The first half was terrific. You are David Walker, part of the Apollo 19 moon landing, but an encounter with a “bright light” kills everyone but you. You attempt to contact Houston, and the next thing you know you wake up … somewhere. It appears to be a wrecked cabin, suitably decorated with dead bodies, one distinctly alien. In fact, the big floating globe suggests the whole place is alien.
So the first part of the game is involved in finding out where you are and what the hell is going on. You have to pull switches and press buttons to activate all manner of alien technology, dodge and outwit sophisticated security devices, avoid the odd firefight, crawl through the air ducts (it wouldn’t be a truly alien experience if you didn’t have to crawl through an air duct) and only once deal with a timed sequence - not an unreasonable one given that a security drone is after you.
There are lots of puzzles, all revolving around the technology, and they were well fitted into the game. How else do you work out what is going on in an alien base if you don’t press and pull and fiddle? Only once did I think that the answer defied logic - generally, I felt confident of picking at the problem till I worked it out.
The game is third person point and click animated, and the graphics are excellent. It felt and looked sci-fi. There is a mysterious story in there too, revolving around long dead races, alien technologies, abductions and The Ward. So far so good.
But the second half left me distinctly frustrated. By the end I had reached for Witchen’s walkthru just to see how it finished.
The contrast between the two halves is extraordinary. Apart from one encounter with an alien faction in the first half, you are on your own. No interaction, no dialogue, just lots of poking around. The second half however ends up feeling like one big dialogue tree. Not just lots of characters, but lots of dialogue. You have to read it all, and there is vast amounts of it. I have never taken so many notes. Great slabs of information are imparted, then you have to do something or find the right person to generate the next big slab.
And the puzzles become somewhat diabolical. Sliders abound, including one which is part of a timed sequence. There are timed sequences all over the place, made all the more unnerving by the clock ticking down in the top left corner. Except for the ones where you don’t know you are being timed until you die. And the convoluted sequence of events at the end (which it seems if you don’t do in the right order, or fast enough for the game, ends up killing you) was what drove me to the walkthru.
It is also rather unbalanced. You spend a huge amount of time (and dialogue) to advance the plot a small amount, then a cut scene takes the plot a quantum leap forward in 1 minute flat.
You can skip the sliders by playing in easy mode (the game will solve it for you), and a walkthru will get you through most of the timed puzzles (although one at least you must be fleet of finger to achieve). But you will still need lots of perseverance to get to the end.

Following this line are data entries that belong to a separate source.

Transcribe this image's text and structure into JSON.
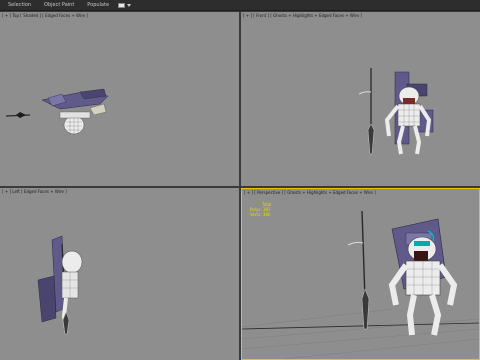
{
  "ribbon": {
    "tabs": [
      "Selection",
      "Object Paint",
      "Populate"
    ],
    "dropdown_icon": "dropdown-icon"
  },
  "viewports": {
    "top_left": {
      "label": "[ + ] Top [ Shaded ] [ Edged Faces + Wire ]"
    },
    "top_right": {
      "label": "[ + ] [ Front ] [ Ghosts + Highlights + Edged Faces + Wire ]"
    },
    "bottom_left": {
      "label": "[ + ] Left [ Edged Faces + Wire ]"
    },
    "bottom_right": {
      "label": "[ + ] [ Perspective ] [ Ghosts + Highlights + Edged Faces + Wire ]",
      "stats_total": "Total",
      "stats_polys": "Polys: 387",
      "stats_verts": "Verts: 386"
    }
  },
  "colors": {
    "viewport_bg": "#8e8e8e",
    "active_border": "#f0c000",
    "stats_text": "#e8dc00",
    "ribbon_bg": "#2d2d2d",
    "weapon_purple": "#5f5a8a",
    "body_white": "#ececec",
    "spear_dark": "#2a2a2a"
  }
}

Overall, the sum of the parts was a bit disappointing, more so because of the great start. But if you want a challenge, and can cope with dying, (and writing) give it a go, particularly if you are a sci-fi fan. The plot, the look, and the feel will sustain you for a very long way in this game.

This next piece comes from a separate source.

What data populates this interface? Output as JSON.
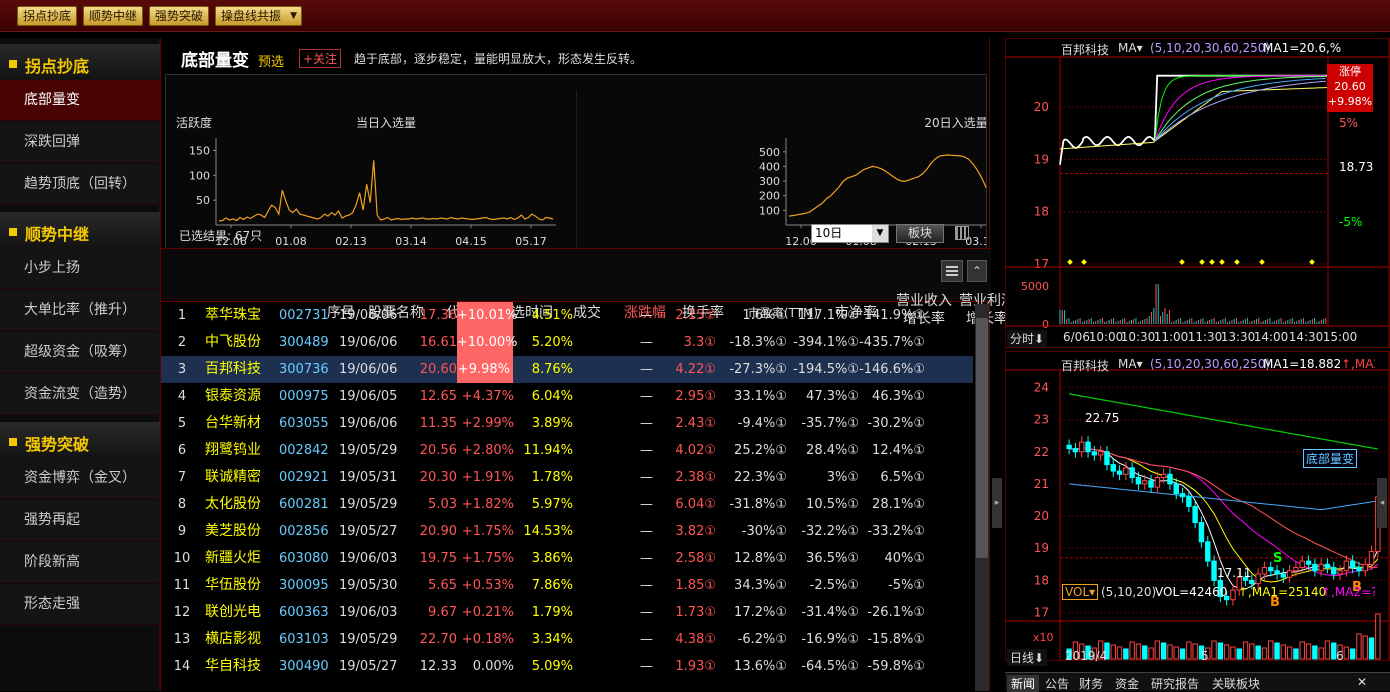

[This message has been edited by flotsam (edited 05-28-2001).]
Quantity has a quality all of its own